**Activity:** Each line of the listing below must be retyped as given.

**Input:**
[Start of section]
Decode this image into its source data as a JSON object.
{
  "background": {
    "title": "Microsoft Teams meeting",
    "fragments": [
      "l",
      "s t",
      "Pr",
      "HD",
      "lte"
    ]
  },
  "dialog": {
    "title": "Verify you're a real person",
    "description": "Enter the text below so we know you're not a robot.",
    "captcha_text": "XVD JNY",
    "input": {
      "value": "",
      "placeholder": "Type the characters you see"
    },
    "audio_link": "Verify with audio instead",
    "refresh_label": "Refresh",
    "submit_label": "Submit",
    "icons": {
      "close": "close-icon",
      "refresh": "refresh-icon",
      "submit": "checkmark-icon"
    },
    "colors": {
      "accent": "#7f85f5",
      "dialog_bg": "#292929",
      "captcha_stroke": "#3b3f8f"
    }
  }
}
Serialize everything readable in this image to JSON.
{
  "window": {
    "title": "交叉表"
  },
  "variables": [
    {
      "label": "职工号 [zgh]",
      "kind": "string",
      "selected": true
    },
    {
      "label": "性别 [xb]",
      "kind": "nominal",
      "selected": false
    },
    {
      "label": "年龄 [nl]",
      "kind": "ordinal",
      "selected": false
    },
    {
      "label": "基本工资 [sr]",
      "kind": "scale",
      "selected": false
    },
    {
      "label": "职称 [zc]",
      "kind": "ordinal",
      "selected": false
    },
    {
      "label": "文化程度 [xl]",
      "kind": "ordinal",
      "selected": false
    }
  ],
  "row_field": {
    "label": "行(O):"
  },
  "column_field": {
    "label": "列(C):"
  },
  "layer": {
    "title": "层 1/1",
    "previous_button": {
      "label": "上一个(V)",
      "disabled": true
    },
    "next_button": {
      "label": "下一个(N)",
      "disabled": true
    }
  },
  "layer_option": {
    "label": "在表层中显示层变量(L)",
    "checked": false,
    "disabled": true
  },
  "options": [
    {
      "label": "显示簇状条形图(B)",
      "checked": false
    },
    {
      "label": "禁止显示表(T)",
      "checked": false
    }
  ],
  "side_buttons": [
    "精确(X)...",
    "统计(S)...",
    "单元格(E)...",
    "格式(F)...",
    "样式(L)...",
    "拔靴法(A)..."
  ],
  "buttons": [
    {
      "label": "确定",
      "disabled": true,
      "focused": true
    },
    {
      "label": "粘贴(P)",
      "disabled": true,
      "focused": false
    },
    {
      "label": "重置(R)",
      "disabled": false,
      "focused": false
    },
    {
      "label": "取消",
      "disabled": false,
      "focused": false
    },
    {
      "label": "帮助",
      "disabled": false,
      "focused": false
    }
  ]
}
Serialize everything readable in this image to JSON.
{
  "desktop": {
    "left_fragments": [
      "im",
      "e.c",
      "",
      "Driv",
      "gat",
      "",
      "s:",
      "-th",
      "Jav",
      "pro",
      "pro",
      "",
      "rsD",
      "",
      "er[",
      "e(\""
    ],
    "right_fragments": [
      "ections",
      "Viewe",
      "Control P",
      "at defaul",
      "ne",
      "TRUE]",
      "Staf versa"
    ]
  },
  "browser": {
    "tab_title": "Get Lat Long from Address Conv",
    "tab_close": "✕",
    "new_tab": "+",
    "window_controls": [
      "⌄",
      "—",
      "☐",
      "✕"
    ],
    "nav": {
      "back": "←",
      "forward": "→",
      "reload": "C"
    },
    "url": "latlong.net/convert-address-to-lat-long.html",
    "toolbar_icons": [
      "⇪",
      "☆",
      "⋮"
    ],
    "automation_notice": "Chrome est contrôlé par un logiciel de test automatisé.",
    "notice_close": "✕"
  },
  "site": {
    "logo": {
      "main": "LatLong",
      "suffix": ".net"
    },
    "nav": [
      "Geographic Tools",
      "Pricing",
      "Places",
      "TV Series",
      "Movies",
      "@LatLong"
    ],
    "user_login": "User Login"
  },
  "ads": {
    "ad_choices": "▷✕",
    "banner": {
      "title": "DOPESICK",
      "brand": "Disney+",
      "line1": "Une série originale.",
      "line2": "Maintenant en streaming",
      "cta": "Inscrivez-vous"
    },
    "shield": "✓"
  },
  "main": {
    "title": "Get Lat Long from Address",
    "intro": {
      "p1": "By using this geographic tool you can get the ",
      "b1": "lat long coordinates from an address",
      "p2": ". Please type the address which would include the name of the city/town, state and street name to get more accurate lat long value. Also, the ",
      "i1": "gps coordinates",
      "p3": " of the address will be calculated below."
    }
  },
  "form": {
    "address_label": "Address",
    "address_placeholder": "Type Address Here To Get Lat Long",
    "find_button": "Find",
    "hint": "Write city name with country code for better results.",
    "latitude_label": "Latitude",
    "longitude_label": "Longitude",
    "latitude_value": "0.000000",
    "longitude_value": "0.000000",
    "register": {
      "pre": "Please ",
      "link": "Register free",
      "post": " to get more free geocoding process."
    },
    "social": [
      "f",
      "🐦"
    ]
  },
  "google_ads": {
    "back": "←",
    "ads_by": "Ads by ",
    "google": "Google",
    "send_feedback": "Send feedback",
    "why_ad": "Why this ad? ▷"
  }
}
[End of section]
**Solution to the exercise:**
Decode this image into its source data as a JSON object.
{
  "background": {
    "title": "Microsoft Teams meeting",
    "fragments": [
      "l",
      "s t",
      "Pr",
      "HD",
      "lte"
    ]
  },
  "dialog": {
    "title": "Verify you're a real person",
    "description": "Enter the text below so we know you're not a robot.",
    "captcha_text": "XVD JNY",
    "input": {
      "value": "",
      "placeholder": "Type the characters you see"
    },
    "audio_link": "Verify with audio instead",
    "refresh_label": "Refresh",
    "submit_label": "Submit",
    "icons": {
      "close": "close-icon",
      "refresh": "refresh-icon",
      "submit": "checkmark-icon"
    },
    "colors": {
      "accent": "#7f85f5",
      "dialog_bg": "#292929",
      "captcha_stroke": "#3b3f8f"
    }
  }
}
Serialize everything readable in this image to JSON.
{
  "window": {
    "title": "交叉表"
  },
  "variables": [
    {
      "label": "职工号 [zgh]",
      "kind": "string",
      "selected": true
    },
    {
      "label": "性别 [xb]",
      "kind": "nominal",
      "selected": false
    },
    {
      "label": "年龄 [nl]",
      "kind": "ordinal",
      "selected": false
    },
    {
      "label": "基本工资 [sr]",
      "kind": "scale",
      "selected": false
    },
    {
      "label": "职称 [zc]",
      "kind": "ordinal",
      "selected": false
    },
    {
      "label": "文化程度 [xl]",
      "kind": "ordinal",
      "selected": false
    }
  ],
  "row_field": {
    "label": "行(O):"
  },
  "column_field": {
    "label": "列(C):"
  },
  "layer": {
    "title": "层 1/1",
    "previous_button": {
      "label": "上一个(V)",
      "disabled": true
    },
    "next_button": {
      "label": "下一个(N)",
      "disabled": true
    }
  },
  "layer_option": {
    "label": "在表层中显示层变量(L)",
    "checked": false,
    "disabled": true
  },
  "options": [
    {
      "label": "显示簇状条形图(B)",
      "checked": false
    },
    {
      "label": "禁止显示表(T)",
      "checked": false
    }
  ],
  "side_buttons": [
    "精确(X)...",
    "统计(S)...",
    "单元格(E)...",
    "格式(F)...",
    "样式(L)...",
    "拔靴法(A)..."
  ],
  "buttons": [
    {
      "label": "确定",
      "disabled": true,
      "focused": true
    },
    {
      "label": "粘贴(P)",
      "disabled": true,
      "focused": false
    },
    {
      "label": "重置(R)",
      "disabled": false,
      "focused": false
    },
    {
      "label": "取消",
      "disabled": false,
      "focused": false
    },
    {
      "label": "帮助",
      "disabled": false,
      "focused": false
    }
  ]
}
Serialize everything readable in this image to JSON.
{
  "desktop": {
    "left_fragments": [
      "im",
      "e.c",
      "",
      "Driv",
      "gat",
      "",
      "s:",
      "-th",
      "Jav",
      "pro",
      "pro",
      "",
      "rsD",
      "",
      "er[",
      "e(\""
    ],
    "right_fragments": [
      "ections",
      "Viewe",
      "Control P",
      "at defaul",
      "ne",
      "TRUE]",
      "Staf versa"
    ]
  },
  "browser": {
    "tab_title": "Get Lat Long from Address Conv",
    "tab_close": "✕",
    "new_tab": "+",
    "window_controls": [
      "⌄",
      "—",
      "☐",
      "✕"
    ],
    "nav": {
      "back": "←",
      "forward": "→",
      "reload": "C"
    },
    "url": "latlong.net/convert-address-to-lat-long.html",
    "toolbar_icons": [
      "⇪",
      "☆",
      "⋮"
    ],
    "automation_notice": "Chrome est contrôlé par un logiciel de test automatisé.",
    "notice_close": "✕"
  },
  "site": {
    "logo": {
      "main": "LatLong",
      "suffix": ".net"
    },
    "nav": [
      "Geographic Tools",
      "Pricing",
      "Places",
      "TV Series",
      "Movies",
      "@LatLong"
    ],
    "user_login": "User Login"
  },
  "ads": {
    "ad_choices": "▷✕",
    "banner": {
      "title": "DOPESICK",
      "brand": "Disney+",
      "line1": "Une série originale.",
      "line2": "Maintenant en streaming",
      "cta": "Inscrivez-vous"
    },
    "shield": "✓"
  },
  "main": {
    "title": "Get Lat Long from Address",
    "intro": {
      "p1": "By using this geographic tool you can get the ",
      "b1": "lat long coordinates from an address",
      "p2": ". Please type the address which would include the name of the city/town, state and street name to get more accurate lat long value. Also, the ",
      "i1": "gps coordinates",
      "p3": " of the address will be calculated below."
    }
  },
  "form": {
    "address_label": "Address",
    "address_placeholder": "Type Address Here To Get Lat Long",
    "find_button": "Find",
    "hint": "Write city name with country code for better results.",
    "latitude_label": "Latitude",
    "longitude_label": "Longitude",
    "latitude_value": "0.000000",
    "longitude_value": "0.000000",
    "register": {
      "pre": "Please ",
      "link": "Register free",
      "post": " to get more free geocoding process."
    },
    "social": [
      "f",
      "🐦"
    ]
  },
  "google_ads": {
    "back": "←",
    "ads_by": "Ads by ",
    "google": "Google",
    "send_feedback": "Send feedback",
    "why_ad": "Why this ad? ▷"
  }
}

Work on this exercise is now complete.